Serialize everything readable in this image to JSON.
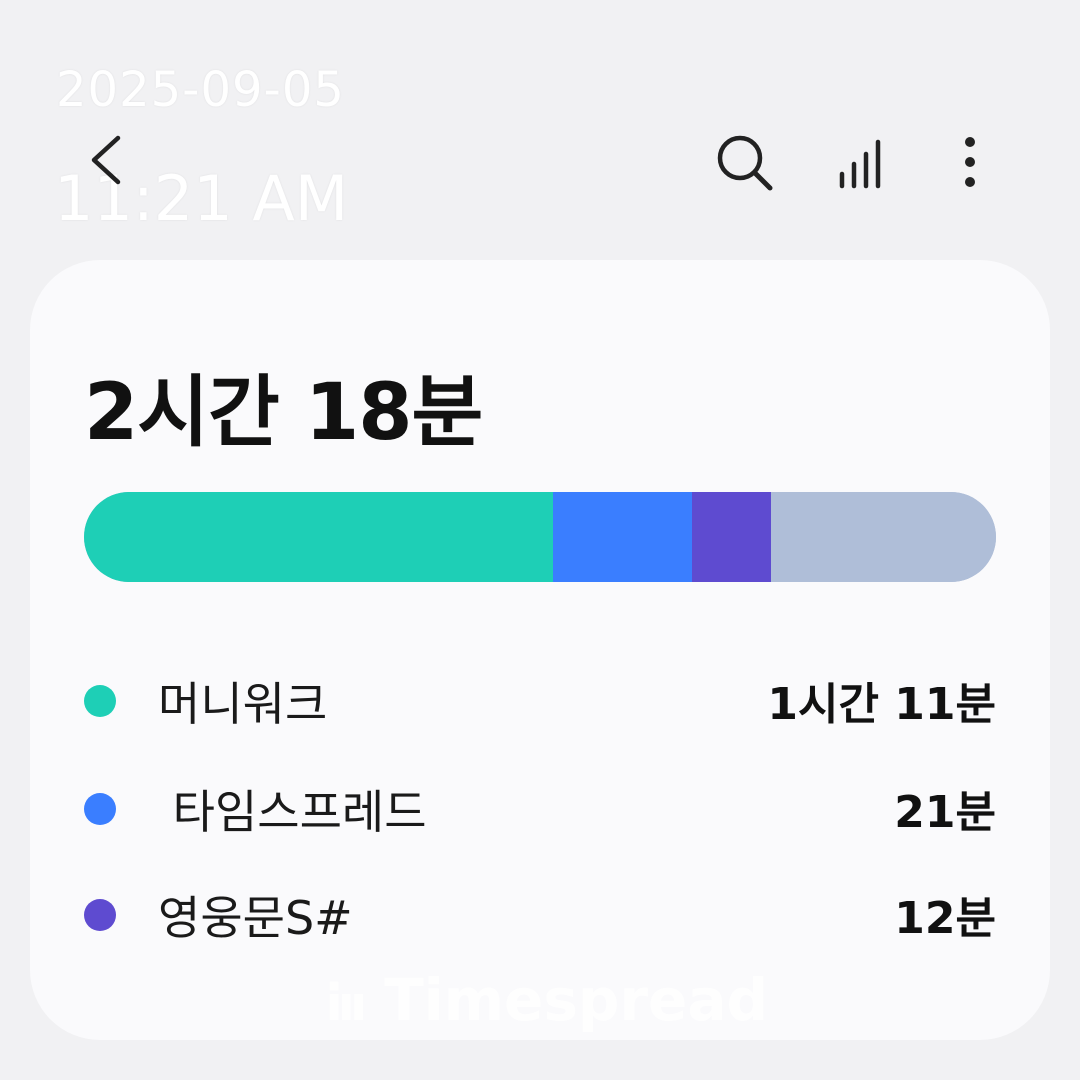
{
  "timestamp": {
    "date": "2025-09-05",
    "time": "11:21 AM"
  },
  "toolbar": {
    "back_icon": "chevron-left-icon",
    "search_icon": "search-icon",
    "signal_icon": "bar-chart-icon",
    "more_icon": "more-vertical-icon"
  },
  "summary": {
    "total_label": "2시간 18분"
  },
  "usage_bar": {
    "segments": [
      {
        "app": "머니워크",
        "minutes": 71,
        "color": "#1ecfb6"
      },
      {
        "app": "타임스프레드",
        "minutes": 21,
        "color": "#3a7eff"
      },
      {
        "app": "영웅문S#",
        "minutes": 12,
        "color": "#5e4bd0"
      }
    ],
    "other_minutes": 34,
    "other_color": "#afbed8"
  },
  "apps": [
    {
      "name": "머니워크",
      "time": "1시간 11분",
      "color": "#1ecfb6"
    },
    {
      "name": " 타임스프레드",
      "time": "21분",
      "color": "#3a7eff"
    },
    {
      "name": "영웅문S#",
      "time": "12분",
      "color": "#5e4bd0"
    }
  ],
  "watermark": {
    "text": "Timespread"
  }
}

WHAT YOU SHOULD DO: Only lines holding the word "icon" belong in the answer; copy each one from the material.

SOLUTION TO THE PROBLEM:
    "back_icon": "chevron-left-icon",
    "search_icon": "search-icon",
    "signal_icon": "bar-chart-icon",
    "more_icon": "more-vertical-icon"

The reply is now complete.